── Information given

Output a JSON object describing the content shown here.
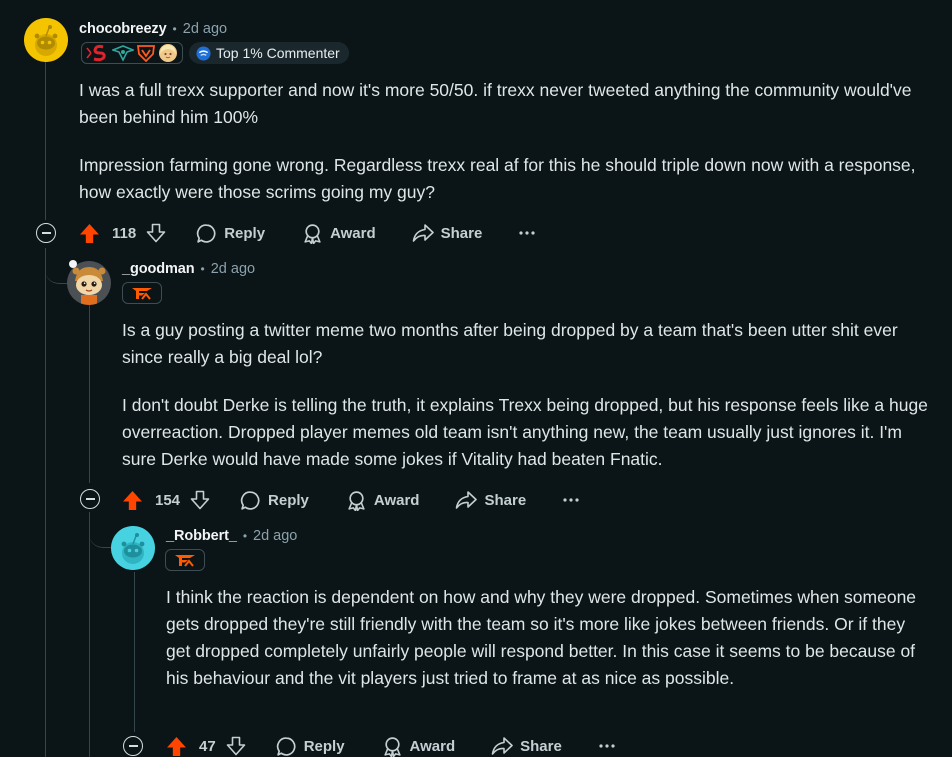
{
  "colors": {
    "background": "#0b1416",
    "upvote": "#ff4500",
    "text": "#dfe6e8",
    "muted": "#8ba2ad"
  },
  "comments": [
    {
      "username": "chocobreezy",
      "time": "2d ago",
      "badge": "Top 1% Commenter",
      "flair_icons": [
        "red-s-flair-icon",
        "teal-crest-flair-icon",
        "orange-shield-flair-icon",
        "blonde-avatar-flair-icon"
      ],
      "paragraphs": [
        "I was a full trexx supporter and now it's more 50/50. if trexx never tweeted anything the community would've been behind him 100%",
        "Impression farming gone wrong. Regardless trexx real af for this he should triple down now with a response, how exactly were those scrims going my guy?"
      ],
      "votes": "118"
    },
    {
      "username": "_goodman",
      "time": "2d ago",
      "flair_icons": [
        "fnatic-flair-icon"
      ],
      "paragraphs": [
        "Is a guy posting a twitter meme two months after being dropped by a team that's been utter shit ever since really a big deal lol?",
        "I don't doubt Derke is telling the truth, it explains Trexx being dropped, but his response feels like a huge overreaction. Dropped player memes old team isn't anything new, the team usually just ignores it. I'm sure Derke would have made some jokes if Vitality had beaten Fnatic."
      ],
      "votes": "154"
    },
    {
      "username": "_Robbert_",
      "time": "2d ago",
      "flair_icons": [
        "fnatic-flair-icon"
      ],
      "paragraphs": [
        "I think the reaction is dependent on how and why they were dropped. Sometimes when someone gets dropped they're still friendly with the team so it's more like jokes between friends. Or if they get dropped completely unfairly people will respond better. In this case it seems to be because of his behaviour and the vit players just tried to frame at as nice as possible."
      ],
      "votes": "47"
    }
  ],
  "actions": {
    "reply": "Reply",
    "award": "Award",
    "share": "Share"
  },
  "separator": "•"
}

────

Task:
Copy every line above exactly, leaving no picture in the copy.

Response area:
Output a JSON object describing the content shown here.
{
  "colors": {
    "background": "#0b1416",
    "upvote": "#ff4500",
    "text": "#dfe6e8",
    "muted": "#8ba2ad"
  },
  "comments": [
    {
      "username": "chocobreezy",
      "time": "2d ago",
      "badge": "Top 1% Commenter",
      "flair_icons": [
        "red-s-flair-icon",
        "teal-crest-flair-icon",
        "orange-shield-flair-icon",
        "blonde-avatar-flair-icon"
      ],
      "paragraphs": [
        "I was a full trexx supporter and now it's more 50/50. if trexx never tweeted anything the community would've been behind him 100%",
        "Impression farming gone wrong. Regardless trexx real af for this he should triple down now with a response, how exactly were those scrims going my guy?"
      ],
      "votes": "118"
    },
    {
      "username": "_goodman",
      "time": "2d ago",
      "flair_icons": [
        "fnatic-flair-icon"
      ],
      "paragraphs": [
        "Is a guy posting a twitter meme two months after being dropped by a team that's been utter shit ever since really a big deal lol?",
        "I don't doubt Derke is telling the truth, it explains Trexx being dropped, but his response feels like a huge overreaction. Dropped player memes old team isn't anything new, the team usually just ignores it. I'm sure Derke would have made some jokes if Vitality had beaten Fnatic."
      ],
      "votes": "154"
    },
    {
      "username": "_Robbert_",
      "time": "2d ago",
      "flair_icons": [
        "fnatic-flair-icon"
      ],
      "paragraphs": [
        "I think the reaction is dependent on how and why they were dropped. Sometimes when someone gets dropped they're still friendly with the team so it's more like jokes between friends. Or if they get dropped completely unfairly people will respond better. In this case it seems to be because of his behaviour and the vit players just tried to frame at as nice as possible."
      ],
      "votes": "47"
    }
  ],
  "actions": {
    "reply": "Reply",
    "award": "Award",
    "share": "Share"
  },
  "separator": "•"
}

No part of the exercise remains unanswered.